More Open About Emotional State
Galvin is much more open about sharing his feelings – a recurring theme among entrepreneurs who have struggled with loneliness – not only with his wife but with the public at large. There was a feature story in the local paper. ‘I Almost Lost My Marriage To My Business Because I Didn’t Know I Had To Share My Feelings’ (Echo, December 28, 2018). He’s posted on Facebook about the loneliness factor and about helpful tidbits he finds to keep himself centered. Recently he came across some advice from Guru Gaur Gopala Das to counter unnecessary worrying, which he posted on Facebook. And he’s taken up public speaking to share his experiences and inspire others.
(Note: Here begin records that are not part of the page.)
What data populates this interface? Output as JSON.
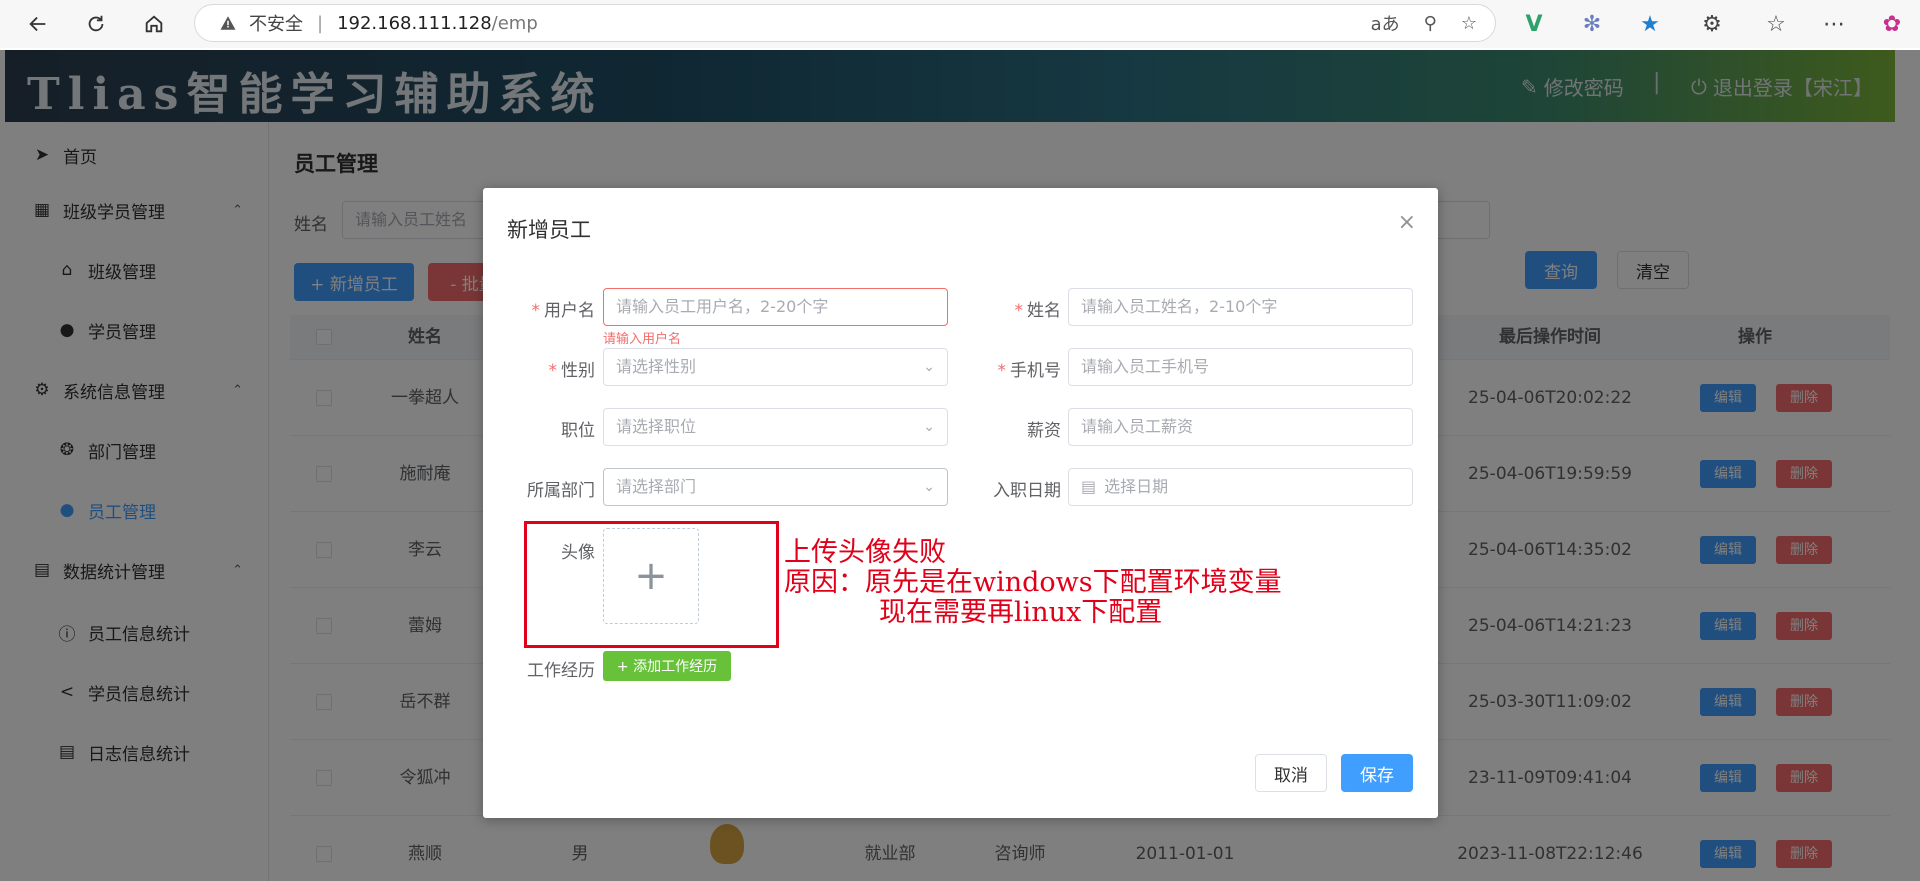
{
  "browser": {
    "insecure": "不安全",
    "host": "192.168.111.128",
    "path": "/emp",
    "read_aloud": "aあ"
  },
  "header": {
    "brand": "Tlias智能学习辅助系统",
    "change_password": "修改密码",
    "separator": "|",
    "logout": "退出登录【宋江】"
  },
  "sidebar": {
    "items": [
      {
        "label": "首页",
        "icon": "paper-plane-icon"
      },
      {
        "label": "班级学员管理",
        "icon": "grid-icon"
      },
      {
        "label": "班级管理",
        "icon": "home-icon"
      },
      {
        "label": "学员管理",
        "icon": "user-icon"
      },
      {
        "label": "系统信息管理",
        "icon": "gear-icon"
      },
      {
        "label": "部门管理",
        "icon": "circle-icon"
      },
      {
        "label": "员工管理",
        "icon": "user-icon"
      },
      {
        "label": "数据统计管理",
        "icon": "chart-icon"
      },
      {
        "label": "员工信息统计",
        "icon": "info-icon"
      },
      {
        "label": "学员信息统计",
        "icon": "share-icon"
      },
      {
        "label": "日志信息统计",
        "icon": "document-icon"
      }
    ]
  },
  "main": {
    "title": "员工管理",
    "filter_label": "姓名",
    "filter_placeholder": "请输入员工姓名",
    "query_btn": "查询",
    "clear_btn": "清空",
    "add_btn": "+ 新增员工",
    "batch_btn": "- 批量",
    "columns": {
      "name": "姓名",
      "last_op": "最后操作时间",
      "actions": "操作"
    },
    "edit": "编辑",
    "delete": "删除",
    "rows": [
      {
        "name": "一拳超人",
        "gender": "",
        "dept": "",
        "job": "",
        "date": "",
        "time": "25-04-06T20:02:22"
      },
      {
        "name": "施耐庵",
        "gender": "",
        "dept": "",
        "job": "",
        "date": "",
        "time": "25-04-06T19:59:59"
      },
      {
        "name": "李云",
        "gender": "",
        "dept": "",
        "job": "",
        "date": "",
        "time": "25-04-06T14:35:02"
      },
      {
        "name": "蕾姆",
        "gender": "",
        "dept": "",
        "job": "",
        "date": "",
        "time": "25-04-06T14:21:23"
      },
      {
        "name": "岳不群",
        "gender": "",
        "dept": "",
        "job": "",
        "date": "",
        "time": "25-03-30T11:09:02"
      },
      {
        "name": "令狐冲",
        "gender": "",
        "dept": "",
        "job": "",
        "date": "",
        "time": "23-11-09T09:41:04"
      },
      {
        "name": "燕顺",
        "gender": "男",
        "dept": "就业部",
        "job": "咨询师",
        "date": "2011-01-01",
        "time": "2023-11-08T22:12:46"
      }
    ]
  },
  "dialog": {
    "title": "新增员工",
    "close": "×",
    "username_label": "用户名",
    "username_placeholder": "请输入员工用户名，2-20个字",
    "username_error": "请输入用户名",
    "name_label": "姓名",
    "name_placeholder": "请输入员工姓名，2-10个字",
    "gender_label": "性别",
    "gender_placeholder": "请选择性别",
    "phone_label": "手机号",
    "phone_placeholder": "请输入员工手机号",
    "job_label": "职位",
    "job_placeholder": "请选择职位",
    "salary_label": "薪资",
    "salary_placeholder": "请输入员工薪资",
    "dept_label": "所属部门",
    "dept_placeholder": "请选择部门",
    "entry_label": "入职日期",
    "entry_placeholder": "选择日期",
    "avatar_label": "头像",
    "work_label": "工作经历",
    "add_work_btn": "+ 添加工作经历",
    "cancel": "取消",
    "save": "保存"
  },
  "annotation": {
    "line1": "上传头像失败",
    "line2": "原因：原先是在windows下配置环境变量",
    "line3": "现在需要再linux下配置"
  }
}
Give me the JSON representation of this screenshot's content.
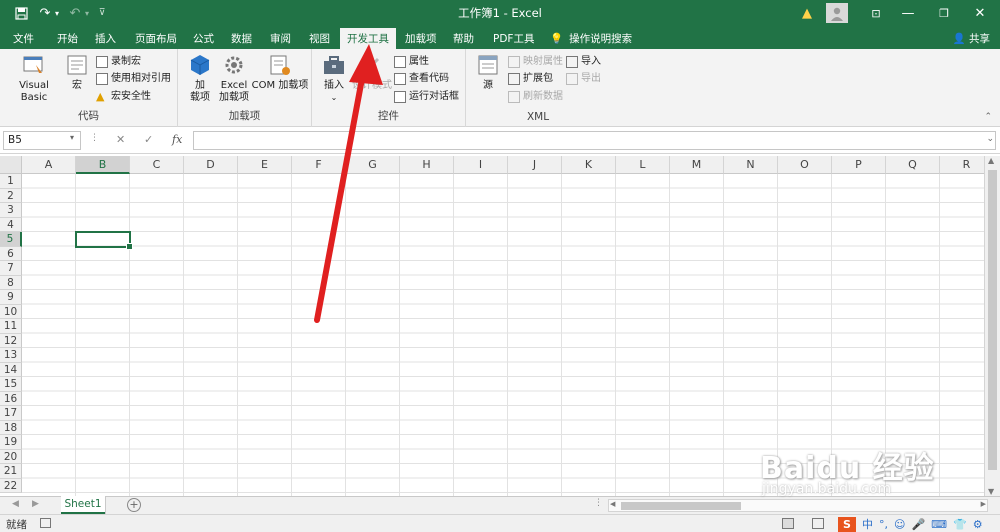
{
  "titlebar": {
    "title": "工作簿1  -  Excel",
    "save_icon": "save-icon",
    "undo_icon": "undo-icon",
    "redo_icon": "redo-icon",
    "warning_icon": "warning-icon",
    "minimize": "—",
    "restore": "❐",
    "close": "✕"
  },
  "tabs": [
    {
      "label": "文件"
    },
    {
      "label": "开始"
    },
    {
      "label": "插入"
    },
    {
      "label": "页面布局"
    },
    {
      "label": "公式"
    },
    {
      "label": "数据"
    },
    {
      "label": "审阅"
    },
    {
      "label": "视图"
    },
    {
      "label": "开发工具",
      "active": true
    },
    {
      "label": "加载项"
    },
    {
      "label": "帮助"
    },
    {
      "label": "PDF工具"
    }
  ],
  "tell_me": "操作说明搜索",
  "share": "共享",
  "ribbon": {
    "code": {
      "label": "代码",
      "visual_basic": "Visual Basic",
      "macro": "宏",
      "record_macro": "录制宏",
      "relative_ref": "使用相对引用",
      "macro_security": "宏安全性"
    },
    "addins": {
      "label": "加载项",
      "addin": "加\n载项",
      "addin_line1": "加",
      "addin_line2": "载项",
      "excel_addin_line1": "Excel",
      "excel_addin_line2": "加载项",
      "com_addin": "COM 加载项"
    },
    "controls": {
      "label": "控件",
      "insert": "插入",
      "design_mode": "设计模式",
      "properties": "属性",
      "view_code": "查看代码",
      "run_dialog": "运行对话框"
    },
    "xml": {
      "label": "XML",
      "source": "源",
      "map_properties": "映射属性",
      "expansion_packs": "扩展包",
      "refresh_data": "刷新数据",
      "import": "导入",
      "export": "导出"
    }
  },
  "formula_bar": {
    "name_box": "B5",
    "cancel": "✕",
    "enter": "✓",
    "fx": "fx",
    "value": ""
  },
  "columns": [
    "A",
    "B",
    "C",
    "D",
    "E",
    "F",
    "G",
    "H",
    "I",
    "J",
    "K",
    "L",
    "M",
    "N",
    "O",
    "P",
    "Q",
    "R"
  ],
  "rows": [
    "1",
    "2",
    "3",
    "4",
    "5",
    "6",
    "7",
    "8",
    "9",
    "10",
    "11",
    "12",
    "13",
    "14",
    "15",
    "16",
    "17",
    "18",
    "19",
    "20",
    "21",
    "22"
  ],
  "selected_cell": {
    "column": "B",
    "row": "5"
  },
  "sheets": [
    {
      "name": "Sheet1",
      "active": true
    }
  ],
  "status": {
    "ready": "就绪",
    "ime_items": [
      "中",
      "°,",
      "☺",
      "🎤",
      "⌨",
      "👕",
      "⚙"
    ]
  },
  "watermark": {
    "brand": "Baidu 经验",
    "url": "jingyan.baidu.com"
  },
  "colors": {
    "accent": "#217346",
    "arrow": "#e02020"
  }
}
Still, the day after the article appeared in Echo, tech problems hit Expert Apps just as Galvin and his wife were hosting a holiday party. ‘For the first time, friends and family witnessed me on my laptop and phone for most of it,’ Galvin said. ‘That was quite sad, however, the difference between this time and in the past was I still managed to get time in to see the children. I even went to the coast for a few hours, and I have now booked many short breaks and days out in advance during 2019 to make up for the time loss.’
In the final analysis, a pensive but introspective Galvin told us, ‘I didn’t realize I needed to create and appreciate family time and be present. I cannot even bear to think of how I ‘opted out’ of being present for my children. Now, for me it’s the thought of the impact on my children of all the times they talked to me and shared things with me that I don’t remember. I wonder now if, when they are older, they will remember the time I was of that narrow mindset?’
January 24, 2019 at 11:33AM
Forbes – Entrepreneurs